Published online by Cambridge University Press: 07 October 2011
Social interaction leads – online as much as offline – to mutual, more or less equal social influence of the interacting parties on each other. Internet users send out information, summaries of subjective experiences, and opinions using communication tools. Recipients acquire unconsciously new insights or strive to learn or form an opinion about a topic. Research studying the facilitating and hindering factors for such media-based social influence has a long-standing history (for a summary of the early work see Williams, 1977). Nonetheless, the interplay between personality characteristics and media attributes as preconditions of social influence has hardly received any attention yet. Therefore, the current chapter will apply interactionism (Endler and Magnusson, 1976) to online social influence. The combination of personal and situational variables is relevant in the context of new communication media as in any other context, because individuals may respond differently to the specific situational conditions provided by computer-mediated communication (CMC). (For initial evidence see Amichai-Hamburger et al., 2002; Cress, 2005; Guadagno and Cialdini, 2002; Hertel et al., 2008; Sassenberg et al., 2005.) Hence, considering individual differences for the prediction of media effects will allow more precise predictions about the impact of CMC on social influence.
In this chapter, different types of social influence will be introduced and the features of CMC that are relevant for social influence will be discussed. Afterwards, the research on these types of social influence in CMC will be reviewed. This review serves two purposes.
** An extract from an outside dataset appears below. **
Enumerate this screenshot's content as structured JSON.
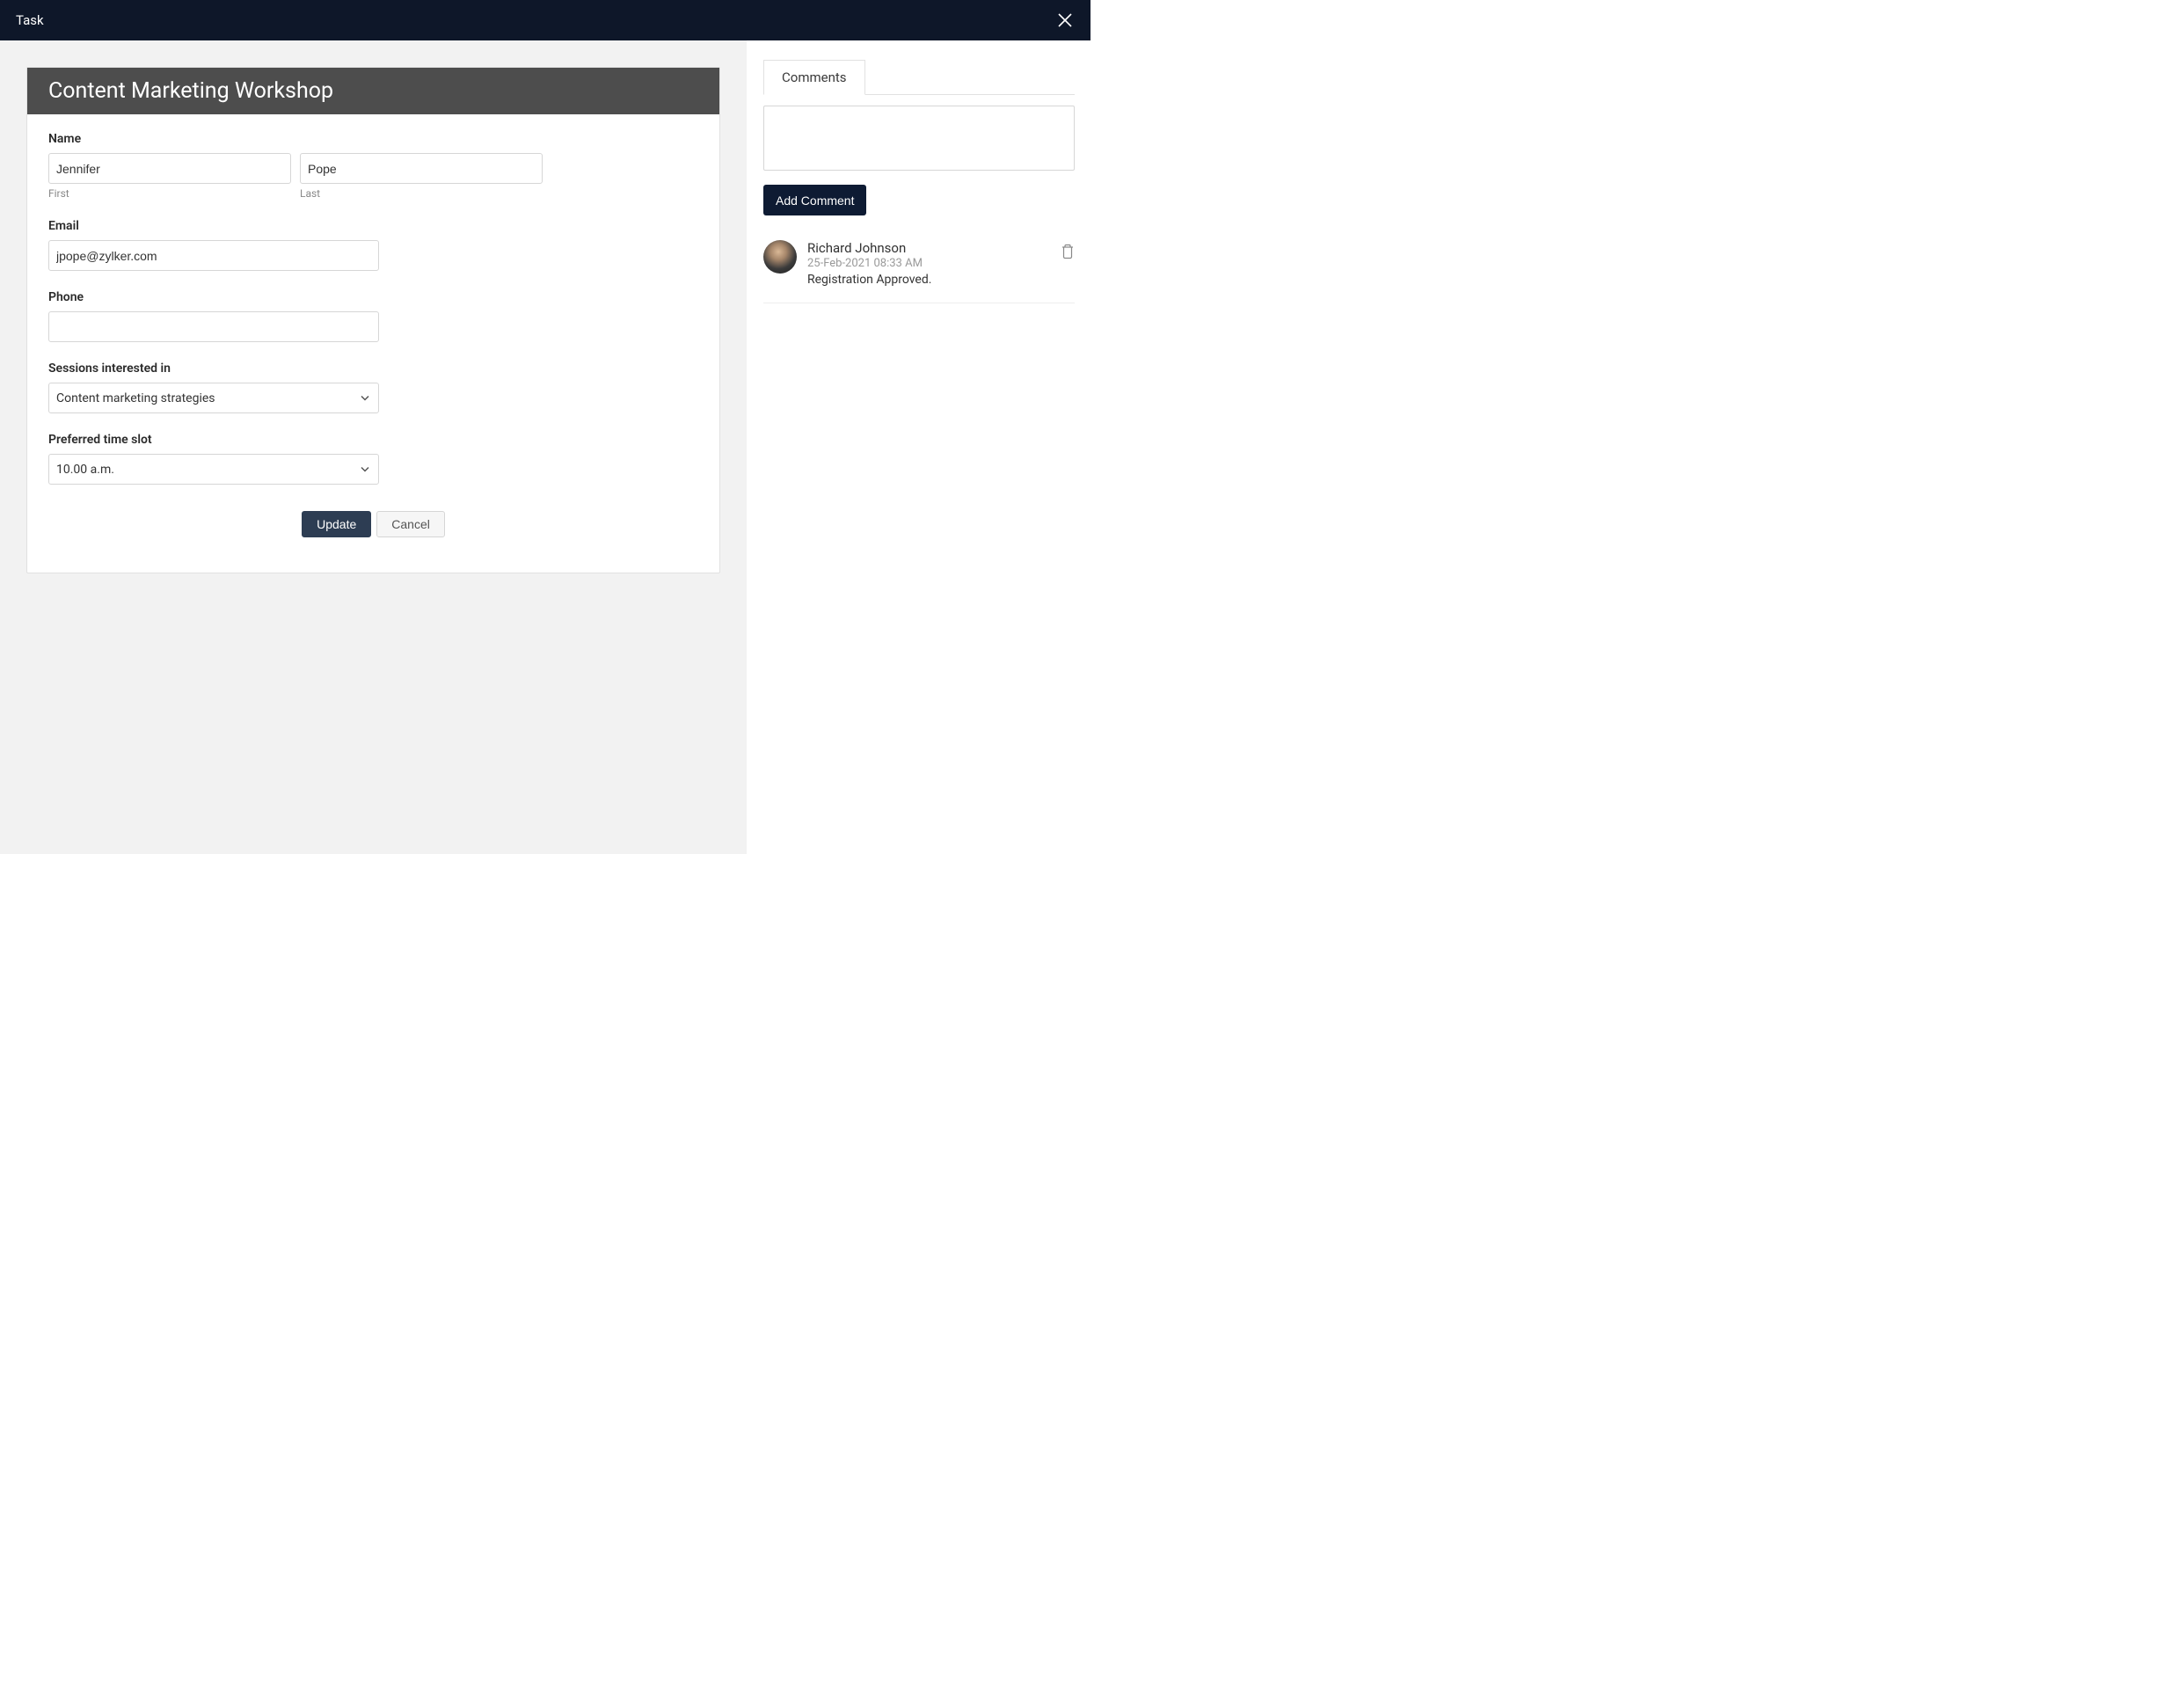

First, it will show that almost all existing research in this domain has focused on the impact of situational characteristics that either (a) are inherent in the technology (e.g., few social context cues) or (b) result from the social setting in which CMC takes place (e.g., the impact of group norms on a person's attitudes). Second, it will outline how the moderation of social influence processes by communication media characteristics is best explained by the interactionist approach that includes inter-individual differences (e.g., personality traits). Before this approach is described, the few studies that take into account the moderating impact of inter-individual differences between users on the effects of situational characteristics (i.e., personality traits or cognitive styles) will be summarized. (For a framework model putting forward a similar argument for CMC research in general see Joinson, 2003.)